SOAR is lightweight reform to a structural dilemma inherent to the university, the Advil to internal bleeding. Low Black representation on this campus remains the product of an intricate system of exclusion, and thus a center that only addresses the issue on a superficial level remains an incomplete solution to a perpetual problem; while we do and will actively support SOAR and its mission, we must clarify our political position. We do not claim to possess a definitive solution, but by critically approaching the complexity of the issue, while simultaneously exhausting our resources in our pursuit of a complete understanding of it, we persist to support and maintain a conscious Black community and defend ourselves against a pacified future.
Regarding the Mural, a question: Why, in a “coalition space,” does our lack of proximity to the project mean our erasure from its consciousness? That the Umbrella Council meets our absence from the Mural’s planning meetings with the threat of our community’s visual absence from the finished piece edifies that the “coalition space” is not a coalition space at all. It becomes a place in which we merely voice our existence, rather than engage in a critical dialogue with the shared and unique histories of the coalition members; superficial visibility supersedes mutual understanding.
Recent threats by the Cross Cultural Center’s Administration to take our office, thereby removing a fundamental space in organizing and communing with Black students fosters the hostility the BSU must endure. Even further, our freedom of expression as a political organization is being stifled by administrative requirements that almost compel Umbrella Council representatives to enroll in course credit; we are unable to exercise a political position of abstaining from the coalition and its objectives, simply out of obligation to a class.
Entrenched in the mire of these issues, the Black Student Union board has labored over the course of the quarter to make logistical compromises with both Umbrella Council and the Cross Cultural center to no avail. But we now find ourselves in a position where our political position is being attacked. We will not compromise our politics.
We will continue to dedicate ourselves to the political and social uplift of Black Students.
Black Student Union Executive Board
Anonymous asked: what do you think about non-Black POC's using the "N" word?
i’ve discussed uses of the “N-word” and my position on it here in this post

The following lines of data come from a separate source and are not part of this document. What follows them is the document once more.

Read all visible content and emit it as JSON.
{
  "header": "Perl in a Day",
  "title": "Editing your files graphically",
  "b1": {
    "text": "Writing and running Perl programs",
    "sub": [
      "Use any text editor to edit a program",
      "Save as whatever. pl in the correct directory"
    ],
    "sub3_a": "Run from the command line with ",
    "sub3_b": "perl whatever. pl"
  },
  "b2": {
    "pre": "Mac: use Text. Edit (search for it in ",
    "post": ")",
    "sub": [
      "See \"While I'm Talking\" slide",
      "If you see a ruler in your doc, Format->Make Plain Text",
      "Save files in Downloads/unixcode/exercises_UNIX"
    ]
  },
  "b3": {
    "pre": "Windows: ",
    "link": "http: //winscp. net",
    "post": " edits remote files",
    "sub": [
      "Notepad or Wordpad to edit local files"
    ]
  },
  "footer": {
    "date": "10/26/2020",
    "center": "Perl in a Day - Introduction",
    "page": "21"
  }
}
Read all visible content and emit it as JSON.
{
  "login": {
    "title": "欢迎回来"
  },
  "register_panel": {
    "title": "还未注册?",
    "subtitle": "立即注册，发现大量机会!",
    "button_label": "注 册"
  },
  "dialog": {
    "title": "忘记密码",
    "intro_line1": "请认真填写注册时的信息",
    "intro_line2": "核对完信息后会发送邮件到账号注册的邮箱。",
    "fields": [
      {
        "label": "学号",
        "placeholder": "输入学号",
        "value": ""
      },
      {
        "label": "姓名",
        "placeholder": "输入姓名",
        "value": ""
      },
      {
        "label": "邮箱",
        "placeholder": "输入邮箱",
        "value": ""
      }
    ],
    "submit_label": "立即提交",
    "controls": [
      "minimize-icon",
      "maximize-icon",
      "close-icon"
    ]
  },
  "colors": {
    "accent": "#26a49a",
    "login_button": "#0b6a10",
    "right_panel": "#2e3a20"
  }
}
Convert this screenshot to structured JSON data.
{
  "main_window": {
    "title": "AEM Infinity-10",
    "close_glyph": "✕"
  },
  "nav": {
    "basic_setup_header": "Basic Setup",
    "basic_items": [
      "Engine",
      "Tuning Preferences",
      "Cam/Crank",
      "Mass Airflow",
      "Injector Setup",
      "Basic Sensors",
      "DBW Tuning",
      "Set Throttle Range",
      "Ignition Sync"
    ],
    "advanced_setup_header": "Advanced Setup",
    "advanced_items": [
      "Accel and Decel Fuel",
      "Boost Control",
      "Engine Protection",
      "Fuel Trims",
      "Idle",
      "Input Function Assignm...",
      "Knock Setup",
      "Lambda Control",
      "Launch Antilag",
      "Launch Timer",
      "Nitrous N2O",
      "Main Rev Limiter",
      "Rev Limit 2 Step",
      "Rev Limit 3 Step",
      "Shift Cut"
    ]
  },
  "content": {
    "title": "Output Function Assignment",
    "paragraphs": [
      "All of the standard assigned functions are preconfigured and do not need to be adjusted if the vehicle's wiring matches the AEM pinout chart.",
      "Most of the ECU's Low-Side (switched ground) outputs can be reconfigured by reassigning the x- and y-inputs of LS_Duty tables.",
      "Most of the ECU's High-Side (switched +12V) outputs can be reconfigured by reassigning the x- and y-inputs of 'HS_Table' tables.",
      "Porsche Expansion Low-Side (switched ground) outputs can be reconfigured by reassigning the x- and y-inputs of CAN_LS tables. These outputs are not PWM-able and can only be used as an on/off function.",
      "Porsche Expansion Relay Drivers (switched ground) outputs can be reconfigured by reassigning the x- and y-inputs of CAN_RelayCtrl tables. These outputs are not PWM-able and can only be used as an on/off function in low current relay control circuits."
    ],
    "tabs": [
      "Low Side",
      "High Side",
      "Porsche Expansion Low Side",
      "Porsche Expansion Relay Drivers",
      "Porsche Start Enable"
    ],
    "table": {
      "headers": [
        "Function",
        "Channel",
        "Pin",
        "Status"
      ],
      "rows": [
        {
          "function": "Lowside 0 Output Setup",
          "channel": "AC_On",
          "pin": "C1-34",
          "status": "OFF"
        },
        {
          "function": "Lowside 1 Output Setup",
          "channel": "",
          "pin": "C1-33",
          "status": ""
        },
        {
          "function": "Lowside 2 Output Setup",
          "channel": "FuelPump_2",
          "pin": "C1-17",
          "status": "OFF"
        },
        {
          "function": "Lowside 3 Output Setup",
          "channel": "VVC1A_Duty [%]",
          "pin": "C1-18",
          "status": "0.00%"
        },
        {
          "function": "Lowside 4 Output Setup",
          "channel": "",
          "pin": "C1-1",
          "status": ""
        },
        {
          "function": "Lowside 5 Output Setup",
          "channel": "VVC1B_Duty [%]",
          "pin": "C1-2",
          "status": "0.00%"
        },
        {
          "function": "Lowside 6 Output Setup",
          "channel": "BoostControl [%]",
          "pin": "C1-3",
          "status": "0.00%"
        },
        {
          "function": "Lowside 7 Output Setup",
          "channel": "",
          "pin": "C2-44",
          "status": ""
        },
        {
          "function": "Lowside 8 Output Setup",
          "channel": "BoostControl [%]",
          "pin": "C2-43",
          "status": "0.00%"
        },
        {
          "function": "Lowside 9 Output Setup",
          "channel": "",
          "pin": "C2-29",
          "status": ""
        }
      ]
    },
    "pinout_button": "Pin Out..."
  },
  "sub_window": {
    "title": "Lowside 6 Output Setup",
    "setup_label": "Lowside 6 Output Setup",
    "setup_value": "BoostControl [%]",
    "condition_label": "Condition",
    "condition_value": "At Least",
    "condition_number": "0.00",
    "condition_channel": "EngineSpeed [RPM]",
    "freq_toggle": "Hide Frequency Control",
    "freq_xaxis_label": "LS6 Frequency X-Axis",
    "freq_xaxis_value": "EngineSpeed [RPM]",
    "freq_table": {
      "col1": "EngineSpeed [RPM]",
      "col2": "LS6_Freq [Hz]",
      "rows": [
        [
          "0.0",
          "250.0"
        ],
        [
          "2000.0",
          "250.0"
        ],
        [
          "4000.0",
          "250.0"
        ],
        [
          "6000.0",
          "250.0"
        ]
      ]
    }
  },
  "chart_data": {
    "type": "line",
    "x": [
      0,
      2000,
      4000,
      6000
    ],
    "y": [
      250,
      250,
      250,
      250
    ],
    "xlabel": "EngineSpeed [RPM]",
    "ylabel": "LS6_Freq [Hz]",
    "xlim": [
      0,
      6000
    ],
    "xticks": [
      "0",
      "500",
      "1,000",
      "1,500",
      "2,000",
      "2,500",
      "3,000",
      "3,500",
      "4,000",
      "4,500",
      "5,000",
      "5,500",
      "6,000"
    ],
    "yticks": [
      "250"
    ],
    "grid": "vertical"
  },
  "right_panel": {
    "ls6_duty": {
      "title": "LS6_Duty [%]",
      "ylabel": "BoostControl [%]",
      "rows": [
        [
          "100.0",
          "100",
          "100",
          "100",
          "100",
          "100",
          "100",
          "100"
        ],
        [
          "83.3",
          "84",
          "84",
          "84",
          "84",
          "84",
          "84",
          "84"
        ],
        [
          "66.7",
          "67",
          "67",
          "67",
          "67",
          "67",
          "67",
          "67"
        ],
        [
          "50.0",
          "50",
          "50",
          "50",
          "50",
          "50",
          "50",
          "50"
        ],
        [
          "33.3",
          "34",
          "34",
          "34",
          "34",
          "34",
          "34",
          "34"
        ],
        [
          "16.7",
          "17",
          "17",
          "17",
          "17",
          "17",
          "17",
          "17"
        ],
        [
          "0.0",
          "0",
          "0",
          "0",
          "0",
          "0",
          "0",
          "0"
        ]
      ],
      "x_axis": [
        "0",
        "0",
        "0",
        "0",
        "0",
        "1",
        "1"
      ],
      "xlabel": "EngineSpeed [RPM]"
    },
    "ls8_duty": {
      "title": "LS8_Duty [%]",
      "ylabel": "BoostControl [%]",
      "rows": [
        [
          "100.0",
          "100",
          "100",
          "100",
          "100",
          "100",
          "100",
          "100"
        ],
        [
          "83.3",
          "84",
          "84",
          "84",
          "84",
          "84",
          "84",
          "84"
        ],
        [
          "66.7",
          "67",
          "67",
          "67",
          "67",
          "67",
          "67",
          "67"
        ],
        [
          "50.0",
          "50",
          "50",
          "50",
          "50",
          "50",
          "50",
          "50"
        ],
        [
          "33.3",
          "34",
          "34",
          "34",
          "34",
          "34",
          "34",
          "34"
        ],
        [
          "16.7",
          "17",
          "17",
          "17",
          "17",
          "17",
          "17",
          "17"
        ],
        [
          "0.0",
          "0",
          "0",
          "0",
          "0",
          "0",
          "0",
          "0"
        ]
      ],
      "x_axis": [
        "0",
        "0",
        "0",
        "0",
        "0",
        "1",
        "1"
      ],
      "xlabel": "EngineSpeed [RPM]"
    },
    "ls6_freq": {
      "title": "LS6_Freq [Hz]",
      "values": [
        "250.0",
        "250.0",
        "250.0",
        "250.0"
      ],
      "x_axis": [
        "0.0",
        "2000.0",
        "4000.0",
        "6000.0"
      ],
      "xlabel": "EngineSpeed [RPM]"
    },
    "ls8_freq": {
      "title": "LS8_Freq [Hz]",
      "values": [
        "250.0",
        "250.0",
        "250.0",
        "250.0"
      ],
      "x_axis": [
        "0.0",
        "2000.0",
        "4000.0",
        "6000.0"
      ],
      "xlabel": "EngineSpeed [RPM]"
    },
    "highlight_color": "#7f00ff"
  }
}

my position at that time versus now has not changed, but my experiences with the issue have become more dynamic and complicated. to answer straightforward: i cringe when i hear it. i’d rather not hear it from any non-Black mouth, but from the post above you can see why i don’t have much energy or desire to correct it. or perhaps an audre lorde analysis of energy is more useful: perhaps its not that i don’t have the energy (because i could read muthafuckas on the issue, serve knowledge and all that jazz) BUT is it a proper use of my energy?
i cringe. and in that cringe histories of violence invade whatever space i’m in even though its said in the reclaimed loving manner “non-Black POC” claim it to be. and i’m called upon to analyze and recognize within seconds “non-Black POC’s” sincerity in the “harmony” of the moment. the violence that is the multicultural affair.
after the cringe i wonder have these folks ever REALLY been called a nigger. forced to recognize a certain truth of position and relationship to violence that is no relationship at all, but rather the dynamic of Black everyday “life.” to either be called a nigger, or be the cultural prop nigger signifies. and then i laugh. ha! to be the nigger in this situation where nigger is used, reclaimed. a claimed nigger. we circle back and history is our present.